Summer:  The Donna Summer Musical

On Broadway at the Lunt-Fontanne Theatre

I could almost write this review using the words and lyrics of Donna Summer’s music.  I just love Donna Summer and have danced away more nights than I can remember to her iconic tunes.  I was glad to have this last dance with the  Queen of Disco.

This production uses three Donna’s to tell the story.  A young Duckling Donna (Storm Lever), the Disco Donna (Ariana DeBose), and the fully developed Diva Donna (LaChanze).   Born in Boston LaDonna Adrian Gaines, she began her singing career in church.  Once grown, she set out for New York where she pursues a musical career that leads to a Musical Theatre run in Europe.  While there she marries Helmuth Sommer and has a daughter.  She meets up with record producers and her career begins to takeoff under the Groovy Record label, where a mistake on an album turned Sommer to Summer and it sticks.   She returns to the United States an International Pop Star and is eventually picked up by Casablanca Records with the mega hit “Love to Love you Baby”.  It was not always glamorous for Donna. Like most pop singing careers, there were many ups and downs.  She experienced abuse in childhood as well has her adult relationships.

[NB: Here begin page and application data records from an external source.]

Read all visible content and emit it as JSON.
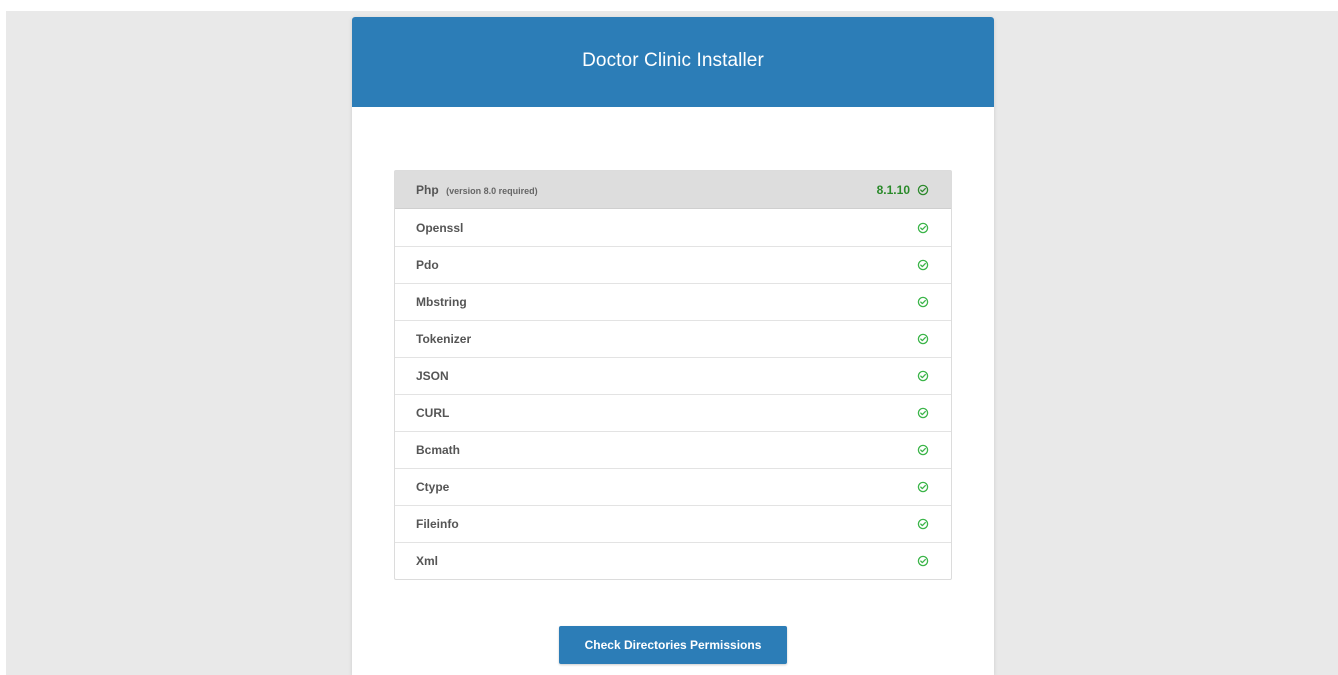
{
  "installer": {
    "title": "Doctor Clinic Installer",
    "button_label": "Check Directories Permissions",
    "requirements": [
      {
        "name": "Php",
        "note": "(version 8.0 required)",
        "version": "8.1.10",
        "status": "ok"
      },
      {
        "name": "Openssl",
        "status": "ok"
      },
      {
        "name": "Pdo",
        "status": "ok"
      },
      {
        "name": "Mbstring",
        "status": "ok"
      },
      {
        "name": "Tokenizer",
        "status": "ok"
      },
      {
        "name": "JSON",
        "status": "ok"
      },
      {
        "name": "CURL",
        "status": "ok"
      },
      {
        "name": "Bcmath",
        "status": "ok"
      },
      {
        "name": "Ctype",
        "status": "ok"
      },
      {
        "name": "Fileinfo",
        "status": "ok"
      },
      {
        "name": "Xml",
        "status": "ok"
      }
    ]
  },
  "icons": {
    "check": "check-circle-icon"
  },
  "colors": {
    "accent": "#2c7db7",
    "ok_icon": "#3cb54a",
    "version_text": "#2a8a2a",
    "page_background": "#e9e9e9"
  }
}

She had to make many sacrifices along the way, including leaving her daughter in the care of her family while she went on tour.   There was loneliness, depression, drugs and failed relationships.  While she was an LGBT Icon, she had her moment of adversity with the group when she made some derogatory anti-gay remarks that were likely born of her strong religious beliefs.  After a public apology, all was forgotten.  It was one time rumored that she was man and she joked ‘If that were true, I’d get paid more’.    Some things never change.  Her ending is a sad one, but she created a legacy that will live on forever.

The three Donna’s all did a tremendous job at bringing Donna Summer's sound alive, with LaChanze leading the pack with a powerful sound that vibrated the house and brought it to their feet.  The mostly female ensemble cast were incredible and androgynous playing dancing boys, and the few boys playing girls and delivered up the sexy and energetic choreography (Sergio Trujillo).  As you might guess, there was no shortage of bling in  this production,   including shimmering and colorful costumes (Paul Tazewell),  a sparkling set (Robert Brill) that included the biggest disco ball I have ever seen and cubes that popped out of the stage elevating the Donnas above the stage, showcased with dramatic backdrop of projections (Sean Nieuwenhuis).   At the finale, a blizzard of silver confetti rained down on the audience, which I was still finding in my bag three days later. 

This story under the direction of Des McAnuff misses a beat or two but it didn’t matter to me, and it clearly did not matter to the audience, who at times were signing along, out of their seats dancing, or clapping to the beat.  Lets face it,  we are all here for the music, and music we got.   23 songs in all.  Don’t miss your last chance to spend 100 minutes with the undisputed Queen of Disco.    For tickets and more information visit and see how to find available discounts at my website here.  -ThisbroadSway 4/21/18